NHDP - Eight Days and No Resignation

Brown Continues To Cash in From Company That Outsourced
On WMUR, Brown Caught Not Being Truthful About His Endorsement of Kadant’s Outsourcing Strategy

Manchester, NH—It's been eight days and instead of doing the right thing and resigning, Brown is doubling down - misleading about what he did and even praising the controversial company, Kadant, Inc., that sent jobs overseas. Brown claimed on WMUR's CloseUp this weekend that he had no knowledge of Kadant’s outsourcing business strategy, when he actually signed official legal documents with the Securities and Exchange Commission endorsing that very strategy, which included relying on low cost manufacturing facilities in China and Mexico. In the Senate, Brown even voted to protect tax breaks for companies that outsource jobs overseas. 
“The legal documents are clear —Scott Brown endorsed Kadant’s outsourcing strategy as a member of the company’s Board of Directors, and he continues to cash in to the tune of more than a quarter million dollars,” said New Hampshire Democratic Party Communications Director Julie McClain. "From his votes to protect tax breaks for companies that outsource, to his decision to align himself with controversial companies in order to benefit his bottom line, Brown's record proves that he's only looking out for himself and corporate special interests.  That may be great for his bank account, but it's wrong for New Hampshire. Instead of continuing to cash in, Brown should do the right thing and resign from Kadant, Inc." 

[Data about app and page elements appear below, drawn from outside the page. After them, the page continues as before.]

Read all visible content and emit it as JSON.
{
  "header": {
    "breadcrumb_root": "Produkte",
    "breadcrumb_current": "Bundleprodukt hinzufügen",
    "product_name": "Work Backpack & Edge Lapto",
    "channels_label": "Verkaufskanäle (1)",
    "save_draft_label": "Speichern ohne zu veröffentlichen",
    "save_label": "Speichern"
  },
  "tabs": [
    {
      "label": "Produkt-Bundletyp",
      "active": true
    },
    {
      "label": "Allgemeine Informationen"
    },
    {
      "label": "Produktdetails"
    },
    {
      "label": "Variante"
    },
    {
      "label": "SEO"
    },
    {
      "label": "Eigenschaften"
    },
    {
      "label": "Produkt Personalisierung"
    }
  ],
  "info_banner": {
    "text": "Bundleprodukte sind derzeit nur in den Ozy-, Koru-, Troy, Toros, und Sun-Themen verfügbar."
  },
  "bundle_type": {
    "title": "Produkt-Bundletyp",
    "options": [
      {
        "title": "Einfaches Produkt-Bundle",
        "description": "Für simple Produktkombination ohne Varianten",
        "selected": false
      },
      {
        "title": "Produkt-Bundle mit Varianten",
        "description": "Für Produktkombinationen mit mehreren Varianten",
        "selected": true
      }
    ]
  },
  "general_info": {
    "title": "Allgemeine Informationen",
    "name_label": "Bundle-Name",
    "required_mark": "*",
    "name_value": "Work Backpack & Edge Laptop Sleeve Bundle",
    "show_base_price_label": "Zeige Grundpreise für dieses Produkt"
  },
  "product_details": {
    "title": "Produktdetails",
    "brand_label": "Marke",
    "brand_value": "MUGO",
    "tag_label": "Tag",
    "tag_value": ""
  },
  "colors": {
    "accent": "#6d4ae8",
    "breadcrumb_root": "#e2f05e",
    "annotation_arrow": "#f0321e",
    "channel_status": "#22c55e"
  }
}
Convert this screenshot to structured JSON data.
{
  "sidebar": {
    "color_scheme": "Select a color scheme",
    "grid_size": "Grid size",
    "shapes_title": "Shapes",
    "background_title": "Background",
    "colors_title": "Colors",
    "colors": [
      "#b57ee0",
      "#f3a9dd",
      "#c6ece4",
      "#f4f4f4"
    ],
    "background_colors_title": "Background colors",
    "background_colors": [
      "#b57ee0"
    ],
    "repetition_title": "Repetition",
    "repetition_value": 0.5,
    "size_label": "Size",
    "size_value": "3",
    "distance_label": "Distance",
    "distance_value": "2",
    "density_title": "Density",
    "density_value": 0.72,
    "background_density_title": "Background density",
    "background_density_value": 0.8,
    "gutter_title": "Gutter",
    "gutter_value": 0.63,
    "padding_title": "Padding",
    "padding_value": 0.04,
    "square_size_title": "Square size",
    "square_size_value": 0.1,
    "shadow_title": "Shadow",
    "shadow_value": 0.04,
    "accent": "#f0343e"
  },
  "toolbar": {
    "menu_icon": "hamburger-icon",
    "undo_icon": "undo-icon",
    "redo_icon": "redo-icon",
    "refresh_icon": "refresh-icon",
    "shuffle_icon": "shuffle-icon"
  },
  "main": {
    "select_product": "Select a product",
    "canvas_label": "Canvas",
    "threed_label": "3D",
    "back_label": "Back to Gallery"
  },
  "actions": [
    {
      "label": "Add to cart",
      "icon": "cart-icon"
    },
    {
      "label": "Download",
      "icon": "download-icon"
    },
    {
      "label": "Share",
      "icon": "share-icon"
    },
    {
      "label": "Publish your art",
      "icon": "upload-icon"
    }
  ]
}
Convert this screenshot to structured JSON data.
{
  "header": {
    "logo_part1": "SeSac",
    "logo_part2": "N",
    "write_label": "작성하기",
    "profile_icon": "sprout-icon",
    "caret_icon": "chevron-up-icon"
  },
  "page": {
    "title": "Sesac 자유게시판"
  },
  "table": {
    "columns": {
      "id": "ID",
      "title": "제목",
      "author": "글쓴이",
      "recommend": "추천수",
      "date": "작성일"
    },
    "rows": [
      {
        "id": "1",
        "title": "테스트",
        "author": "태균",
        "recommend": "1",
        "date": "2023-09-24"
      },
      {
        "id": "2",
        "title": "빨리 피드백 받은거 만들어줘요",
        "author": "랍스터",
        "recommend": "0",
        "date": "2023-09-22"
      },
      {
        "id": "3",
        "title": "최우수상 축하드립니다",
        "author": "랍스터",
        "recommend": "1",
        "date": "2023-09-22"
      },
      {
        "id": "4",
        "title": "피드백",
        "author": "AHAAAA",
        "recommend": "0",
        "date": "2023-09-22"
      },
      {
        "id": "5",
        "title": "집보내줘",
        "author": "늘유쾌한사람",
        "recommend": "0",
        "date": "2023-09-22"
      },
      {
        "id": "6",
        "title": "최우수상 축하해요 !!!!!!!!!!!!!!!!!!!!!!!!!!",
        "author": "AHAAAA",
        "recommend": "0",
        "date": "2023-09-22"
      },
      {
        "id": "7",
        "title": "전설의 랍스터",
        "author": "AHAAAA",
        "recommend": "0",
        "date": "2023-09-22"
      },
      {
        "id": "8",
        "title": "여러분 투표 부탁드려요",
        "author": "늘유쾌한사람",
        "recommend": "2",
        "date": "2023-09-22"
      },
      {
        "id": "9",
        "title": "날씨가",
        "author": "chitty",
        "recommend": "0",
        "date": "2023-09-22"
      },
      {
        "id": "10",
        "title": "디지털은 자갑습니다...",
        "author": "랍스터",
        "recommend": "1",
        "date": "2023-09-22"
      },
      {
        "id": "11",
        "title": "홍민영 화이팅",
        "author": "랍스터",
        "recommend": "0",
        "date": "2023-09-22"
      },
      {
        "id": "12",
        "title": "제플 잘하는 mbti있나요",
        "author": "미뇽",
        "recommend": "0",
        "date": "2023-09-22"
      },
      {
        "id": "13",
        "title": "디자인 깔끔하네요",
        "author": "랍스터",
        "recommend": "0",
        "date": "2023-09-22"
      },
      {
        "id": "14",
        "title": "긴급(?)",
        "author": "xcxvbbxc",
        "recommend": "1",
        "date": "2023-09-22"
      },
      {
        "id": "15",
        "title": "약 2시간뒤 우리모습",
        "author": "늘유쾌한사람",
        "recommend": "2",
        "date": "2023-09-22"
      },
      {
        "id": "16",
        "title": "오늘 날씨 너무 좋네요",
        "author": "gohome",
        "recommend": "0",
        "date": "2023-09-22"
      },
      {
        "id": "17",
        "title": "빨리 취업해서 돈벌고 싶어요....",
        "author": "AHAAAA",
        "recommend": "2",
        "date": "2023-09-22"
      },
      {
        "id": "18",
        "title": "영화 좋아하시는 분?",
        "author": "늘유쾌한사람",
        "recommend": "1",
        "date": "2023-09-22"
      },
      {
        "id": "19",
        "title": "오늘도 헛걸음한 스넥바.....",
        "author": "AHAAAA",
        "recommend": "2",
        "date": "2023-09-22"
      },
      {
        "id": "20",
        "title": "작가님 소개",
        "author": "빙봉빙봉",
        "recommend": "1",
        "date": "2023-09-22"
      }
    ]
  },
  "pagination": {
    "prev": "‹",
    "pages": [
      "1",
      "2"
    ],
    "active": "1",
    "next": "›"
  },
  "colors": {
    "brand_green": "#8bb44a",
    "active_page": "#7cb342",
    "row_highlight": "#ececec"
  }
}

Kadant’s 2012 Annual Report, signed on March 12, 2014 and filed with the SEC, reads: "We pursue a number of strategies to improve our internal growth...using low cost manufacturing bases, such as China and Mexico."  Previous filings with the SEC that also have Brown's signature include the same language and endorsement of outsourcing American jobs.
Earlier this year, Brown was also forced to resign in disgrace from his role as an advisor to a shady penny stock company called GDSI, a former beauty supply company turned weapons manufacturer whose executives were sued for fraud.